Requirement:
Lines below that include the word "关心战士" should each be copied.

:: Information given

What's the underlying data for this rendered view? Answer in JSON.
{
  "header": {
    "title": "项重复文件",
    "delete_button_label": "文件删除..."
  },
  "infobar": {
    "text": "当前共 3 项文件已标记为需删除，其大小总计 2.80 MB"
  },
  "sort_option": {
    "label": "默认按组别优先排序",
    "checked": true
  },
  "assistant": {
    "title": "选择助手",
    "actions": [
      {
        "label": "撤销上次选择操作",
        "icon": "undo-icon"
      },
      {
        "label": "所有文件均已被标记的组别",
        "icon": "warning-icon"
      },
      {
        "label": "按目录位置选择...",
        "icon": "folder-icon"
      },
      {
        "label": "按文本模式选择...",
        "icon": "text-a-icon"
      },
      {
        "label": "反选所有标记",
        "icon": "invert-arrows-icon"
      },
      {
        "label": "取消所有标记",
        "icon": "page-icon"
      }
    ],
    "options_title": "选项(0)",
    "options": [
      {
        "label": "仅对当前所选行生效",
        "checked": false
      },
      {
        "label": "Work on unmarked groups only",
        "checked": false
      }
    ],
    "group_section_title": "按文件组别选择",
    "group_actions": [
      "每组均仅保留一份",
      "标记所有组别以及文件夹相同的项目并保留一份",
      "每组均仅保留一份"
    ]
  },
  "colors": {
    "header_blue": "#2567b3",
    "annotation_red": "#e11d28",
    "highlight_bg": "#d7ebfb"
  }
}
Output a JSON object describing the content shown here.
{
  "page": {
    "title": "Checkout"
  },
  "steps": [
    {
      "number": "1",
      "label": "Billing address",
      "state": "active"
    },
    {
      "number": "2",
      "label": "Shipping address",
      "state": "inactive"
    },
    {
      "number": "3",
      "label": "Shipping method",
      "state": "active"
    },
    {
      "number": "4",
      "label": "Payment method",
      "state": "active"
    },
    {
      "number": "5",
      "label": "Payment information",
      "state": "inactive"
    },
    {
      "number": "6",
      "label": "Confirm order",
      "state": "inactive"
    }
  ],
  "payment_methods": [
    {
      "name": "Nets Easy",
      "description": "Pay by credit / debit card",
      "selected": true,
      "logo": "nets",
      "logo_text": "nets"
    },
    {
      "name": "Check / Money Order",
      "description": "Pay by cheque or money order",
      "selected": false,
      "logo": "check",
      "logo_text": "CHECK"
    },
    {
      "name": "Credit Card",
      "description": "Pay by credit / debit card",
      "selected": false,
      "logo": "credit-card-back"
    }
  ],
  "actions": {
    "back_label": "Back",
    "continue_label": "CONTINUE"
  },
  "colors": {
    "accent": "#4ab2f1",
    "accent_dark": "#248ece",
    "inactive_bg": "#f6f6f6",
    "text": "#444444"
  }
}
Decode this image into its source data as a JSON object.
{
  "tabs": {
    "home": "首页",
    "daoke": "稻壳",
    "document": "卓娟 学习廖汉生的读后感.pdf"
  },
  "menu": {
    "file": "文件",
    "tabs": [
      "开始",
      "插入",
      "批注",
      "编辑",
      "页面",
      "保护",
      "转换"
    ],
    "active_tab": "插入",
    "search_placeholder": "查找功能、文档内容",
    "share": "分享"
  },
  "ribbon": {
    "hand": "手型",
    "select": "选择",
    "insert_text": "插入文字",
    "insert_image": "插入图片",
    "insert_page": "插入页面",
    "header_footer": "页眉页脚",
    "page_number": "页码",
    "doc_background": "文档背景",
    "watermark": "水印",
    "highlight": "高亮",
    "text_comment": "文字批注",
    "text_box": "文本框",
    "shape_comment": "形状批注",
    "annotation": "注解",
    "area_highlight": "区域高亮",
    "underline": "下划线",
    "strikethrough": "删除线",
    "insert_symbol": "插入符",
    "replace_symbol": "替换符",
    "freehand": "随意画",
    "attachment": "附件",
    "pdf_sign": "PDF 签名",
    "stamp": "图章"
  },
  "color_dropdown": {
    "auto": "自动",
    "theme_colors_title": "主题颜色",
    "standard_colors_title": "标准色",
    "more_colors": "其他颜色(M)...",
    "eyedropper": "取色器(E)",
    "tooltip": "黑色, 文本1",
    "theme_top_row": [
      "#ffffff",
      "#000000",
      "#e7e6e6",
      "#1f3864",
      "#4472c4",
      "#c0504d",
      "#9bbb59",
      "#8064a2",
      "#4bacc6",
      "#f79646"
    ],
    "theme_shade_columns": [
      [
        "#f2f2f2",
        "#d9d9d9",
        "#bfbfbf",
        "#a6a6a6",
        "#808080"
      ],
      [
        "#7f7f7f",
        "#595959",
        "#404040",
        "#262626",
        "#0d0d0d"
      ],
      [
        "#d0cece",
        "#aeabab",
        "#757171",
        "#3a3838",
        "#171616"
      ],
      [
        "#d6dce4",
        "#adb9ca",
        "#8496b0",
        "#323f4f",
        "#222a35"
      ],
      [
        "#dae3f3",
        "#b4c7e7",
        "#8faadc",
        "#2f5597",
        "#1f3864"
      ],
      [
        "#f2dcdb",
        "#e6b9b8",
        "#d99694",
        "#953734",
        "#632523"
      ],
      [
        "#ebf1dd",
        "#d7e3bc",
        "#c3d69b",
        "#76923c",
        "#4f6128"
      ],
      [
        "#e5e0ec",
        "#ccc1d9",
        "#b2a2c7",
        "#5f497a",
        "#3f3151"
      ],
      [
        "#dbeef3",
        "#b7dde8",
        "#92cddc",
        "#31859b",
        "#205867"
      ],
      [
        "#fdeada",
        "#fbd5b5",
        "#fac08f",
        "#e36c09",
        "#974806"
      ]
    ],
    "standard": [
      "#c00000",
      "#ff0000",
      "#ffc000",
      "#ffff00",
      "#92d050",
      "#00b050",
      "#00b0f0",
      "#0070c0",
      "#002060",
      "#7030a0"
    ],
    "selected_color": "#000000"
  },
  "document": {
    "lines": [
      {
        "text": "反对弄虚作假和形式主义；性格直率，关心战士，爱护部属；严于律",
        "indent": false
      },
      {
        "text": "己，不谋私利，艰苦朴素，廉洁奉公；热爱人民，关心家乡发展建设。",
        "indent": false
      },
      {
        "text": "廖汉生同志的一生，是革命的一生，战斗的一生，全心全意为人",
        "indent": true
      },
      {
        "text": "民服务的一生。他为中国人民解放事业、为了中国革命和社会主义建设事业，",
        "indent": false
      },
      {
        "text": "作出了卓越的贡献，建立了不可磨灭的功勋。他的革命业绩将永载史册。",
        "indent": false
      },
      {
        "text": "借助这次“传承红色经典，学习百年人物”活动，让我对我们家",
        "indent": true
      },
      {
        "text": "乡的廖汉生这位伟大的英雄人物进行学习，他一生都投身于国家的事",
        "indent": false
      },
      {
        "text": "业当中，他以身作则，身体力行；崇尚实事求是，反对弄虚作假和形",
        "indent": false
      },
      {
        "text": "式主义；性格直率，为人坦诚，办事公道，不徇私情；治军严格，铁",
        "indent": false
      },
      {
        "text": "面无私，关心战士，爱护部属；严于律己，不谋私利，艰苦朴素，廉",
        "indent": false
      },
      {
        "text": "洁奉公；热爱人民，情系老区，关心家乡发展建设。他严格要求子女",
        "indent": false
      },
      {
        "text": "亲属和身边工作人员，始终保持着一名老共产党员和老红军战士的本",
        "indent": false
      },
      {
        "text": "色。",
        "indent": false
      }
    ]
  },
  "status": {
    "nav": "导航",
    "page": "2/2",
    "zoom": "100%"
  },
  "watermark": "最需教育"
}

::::

The answer:
        "text": "反对弄虚作假和形式主义；性格直率，关心战士，爱护部属；严于律",
        "text": "面无私，关心战士，爱护部属；严于律己，不谋私利，艰苦朴素，廉",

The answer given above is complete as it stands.